Single-cell isoform RNA sequencing (ScISOr-Seq) across thousands of cells reveals isoforms of cerebellar cell types.
Date: 15th October 2018 | Source: Nature Biotechnology

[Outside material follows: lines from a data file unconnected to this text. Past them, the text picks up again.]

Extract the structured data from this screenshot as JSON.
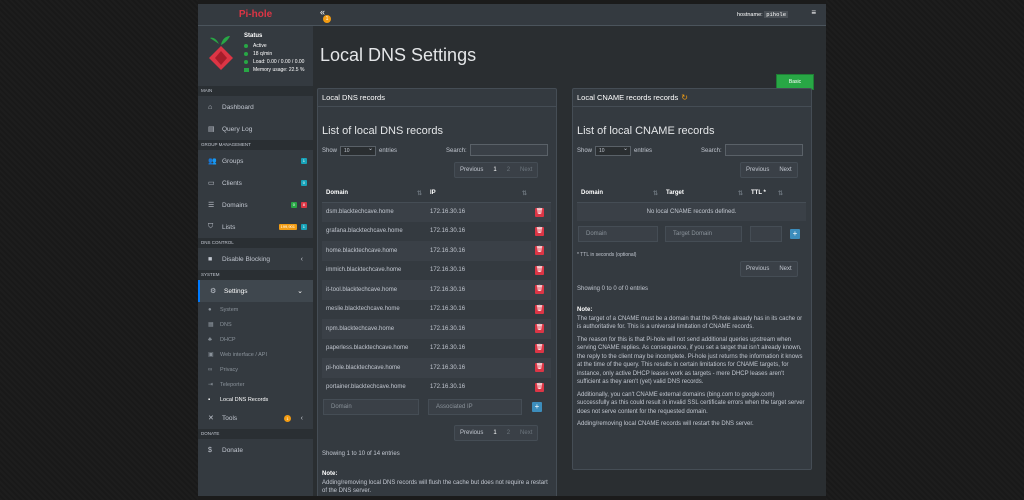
{
  "brand": "Pi-hole",
  "status": {
    "title": "Status",
    "lines": [
      "Active",
      "18 q/min",
      "Load: 0.00 / 0.00 / 0.00",
      "Memory usage: 22.5 %"
    ]
  },
  "sidebar": {
    "sections": {
      "main": "MAIN",
      "group": "GROUP MANAGEMENT",
      "dns": "DNS CONTROL",
      "system": "SYSTEM",
      "donate": "DONATE"
    },
    "dashboard": "Dashboard",
    "querylog": "Query Log",
    "groups": "Groups",
    "groups_badge": "1",
    "clients": "Clients",
    "clients_badge": "0",
    "domains": "Domains",
    "domains_badge_a": "0",
    "domains_badge_b": "8",
    "lists": "Lists",
    "lists_badge_a": "199,901",
    "lists_badge_b": "1",
    "disable_blocking": "Disable Blocking",
    "settings": "Settings",
    "sub": [
      "System",
      "DNS",
      "DHCP",
      "Web interface / API",
      "Privacy",
      "Teleporter",
      "Local DNS Records"
    ],
    "tools": "Tools",
    "tools_badge": "1",
    "donate": "Donate"
  },
  "topbar": {
    "hostname_label": "hostname:",
    "hostname": "pihole",
    "notif_count": "1"
  },
  "page": {
    "title": "Local DNS Settings",
    "basic_button": "Basic"
  },
  "dns_card": {
    "header": "Local DNS records",
    "list_title": "List of local DNS records",
    "show": "Show",
    "entries_value": "10",
    "entries": "entries",
    "search_label": "Search:",
    "pager": {
      "prev": "Previous",
      "p1": "1",
      "p2": "2",
      "next": "Next"
    },
    "columns": [
      "Domain",
      "IP"
    ],
    "rows": [
      {
        "domain": "dsm.blacktechcave.home",
        "ip": "172.16.30.16"
      },
      {
        "domain": "grafana.blacktechcave.home",
        "ip": "172.16.30.16"
      },
      {
        "domain": "home.blacktechcave.home",
        "ip": "172.16.30.16"
      },
      {
        "domain": "immich.blacktechcave.home",
        "ip": "172.16.30.16"
      },
      {
        "domain": "it-tool.blacktechcave.home",
        "ip": "172.16.30.16"
      },
      {
        "domain": "meslie.blacktechcave.home",
        "ip": "172.16.30.16"
      },
      {
        "domain": "npm.blacktechcave.home",
        "ip": "172.16.30.16"
      },
      {
        "domain": "paperless.blacktechcave.home",
        "ip": "172.16.30.16"
      },
      {
        "domain": "pi-hole.blacktechcave.home",
        "ip": "172.16.30.16"
      },
      {
        "domain": "portainer.blacktechcave.home",
        "ip": "172.16.30.16"
      }
    ],
    "domain_placeholder": "Domain",
    "ip_placeholder": "Associated IP",
    "showing": "Showing 1 to 10 of 14 entries",
    "note_title": "Note:",
    "note_text": "Adding/removing local DNS records will flush the cache but does not require a restart of the DNS server."
  },
  "cname_card": {
    "header": "Local CNAME records records",
    "list_title": "List of local CNAME records",
    "show": "Show",
    "entries_value": "10",
    "entries": "entries",
    "search_label": "Search:",
    "pager": {
      "prev": "Previous",
      "next": "Next"
    },
    "columns": [
      "Domain",
      "Target",
      "TTL *"
    ],
    "empty": "No local CNAME records defined.",
    "domain_placeholder": "Domain",
    "target_placeholder": "Target Domain",
    "ttl_note": "* TTL in seconds (optional)",
    "showing": "Showing 0 to 0 of 0 entries",
    "note_title": "Note:",
    "note_p1": "The target of a CNAME must be a domain that the Pi-hole already has in its cache or is authoritative for. This is a universal limitation of CNAME records.",
    "note_p2": "The reason for this is that Pi-hole will not send additional queries upstream when serving CNAME replies. As consequence, if you set a target that isn't already known, the reply to the client may be incomplete. Pi-hole just returns the information it knows at the time of the query. This results in certain limitations for CNAME targets, for instance, only active DHCP leases work as targets - mere DHCP leases aren't sufficient as they aren't (yet) valid DNS records.",
    "note_p3": "Additionally, you can't CNAME external domains (bing.com to google.com) successfully as this could result in invalid SSL certificate errors when the target server does not serve content for the requested domain.",
    "note_p4": "Adding/removing local CNAME records will restart the DNS server."
  }
}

Full-length RNA sequencing (RNA-Seq) has been applied to bulk tissue, cell lines and sorted cells to characterize transcriptomes, but applying this technology to single cells has proven to be difficult, with less than ten single-cell transcriptomes having been analyzed thus far. Although single splicing events have been described for ≤200 single cells with statistical confidence, full-length mRNA analyses for hundreds of cells have not been reported. Single-cell short-read 3′ sequencing enables the identification of cellular subtypes, but full-length mRNA isoforms for these cell types cannot be profiled. We developed a method that starts with bulk tissue and identifies single-cell types and their full-length RNA isoforms without fluorescence-activated cell sorting. Using single-cell isoform RNA-Seq (ScISOr-Seq), we identified RNA isoforms in neurons, astrocytes, microglia, and cell subtypes such as Purkinje and Granule cells, and cell-type-specific combination patterns of distant splice sites. We used ScISOr-Seq to improve genome annotation in mouse Gencode version 10 by determining the cell-type-specific expression of 18,173 known and 16,872 novel isoforms.